• **WHAT YOU NEED TO DO**
Look through the listing below, and wherever a line has the string "adipiscing", pull it out.

• **INPUT DATA**
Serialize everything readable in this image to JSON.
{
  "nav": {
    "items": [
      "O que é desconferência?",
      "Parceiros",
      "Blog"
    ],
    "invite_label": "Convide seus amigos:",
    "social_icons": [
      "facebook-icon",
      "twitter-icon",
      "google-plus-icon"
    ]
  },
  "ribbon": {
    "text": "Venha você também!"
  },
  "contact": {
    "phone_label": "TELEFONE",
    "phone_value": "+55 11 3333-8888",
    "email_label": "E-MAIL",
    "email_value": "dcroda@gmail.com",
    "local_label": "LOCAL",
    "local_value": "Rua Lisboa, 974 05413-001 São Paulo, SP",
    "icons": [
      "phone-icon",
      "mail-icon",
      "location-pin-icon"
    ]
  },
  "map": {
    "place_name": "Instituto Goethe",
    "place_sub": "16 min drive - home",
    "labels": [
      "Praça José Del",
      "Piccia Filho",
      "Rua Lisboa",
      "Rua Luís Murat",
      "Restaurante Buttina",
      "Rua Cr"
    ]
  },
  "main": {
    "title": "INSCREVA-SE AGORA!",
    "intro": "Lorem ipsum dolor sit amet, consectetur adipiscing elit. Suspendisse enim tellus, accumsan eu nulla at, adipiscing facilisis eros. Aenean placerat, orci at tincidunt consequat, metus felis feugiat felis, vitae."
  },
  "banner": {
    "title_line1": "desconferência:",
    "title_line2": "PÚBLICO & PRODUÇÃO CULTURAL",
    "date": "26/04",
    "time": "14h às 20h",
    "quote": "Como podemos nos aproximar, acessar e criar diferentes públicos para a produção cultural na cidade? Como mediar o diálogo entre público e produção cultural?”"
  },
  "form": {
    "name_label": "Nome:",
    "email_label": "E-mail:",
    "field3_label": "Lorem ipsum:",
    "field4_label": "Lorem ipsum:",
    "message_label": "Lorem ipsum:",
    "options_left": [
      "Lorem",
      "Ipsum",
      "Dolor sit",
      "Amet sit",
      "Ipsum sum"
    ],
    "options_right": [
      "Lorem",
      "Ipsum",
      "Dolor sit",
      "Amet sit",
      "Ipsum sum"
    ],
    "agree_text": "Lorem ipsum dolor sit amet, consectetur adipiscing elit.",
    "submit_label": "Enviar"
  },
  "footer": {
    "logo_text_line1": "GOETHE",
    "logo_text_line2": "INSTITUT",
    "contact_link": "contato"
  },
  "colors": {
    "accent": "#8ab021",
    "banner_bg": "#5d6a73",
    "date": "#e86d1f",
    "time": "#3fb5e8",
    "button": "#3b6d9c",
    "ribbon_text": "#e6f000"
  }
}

• **REPLY TO THE EXERCISE**
    "intro": "Lorem ipsum dolor sit amet, consectetur adipiscing elit. Suspendisse enim tellus, accumsan eu nulla at, adipiscing facilisis eros. Aenean placerat, orci at tincidunt consequat, metus felis feugiat felis, vitae."
    "agree_text": "Lorem ipsum dolor sit amet, consectetur adipiscing elit.",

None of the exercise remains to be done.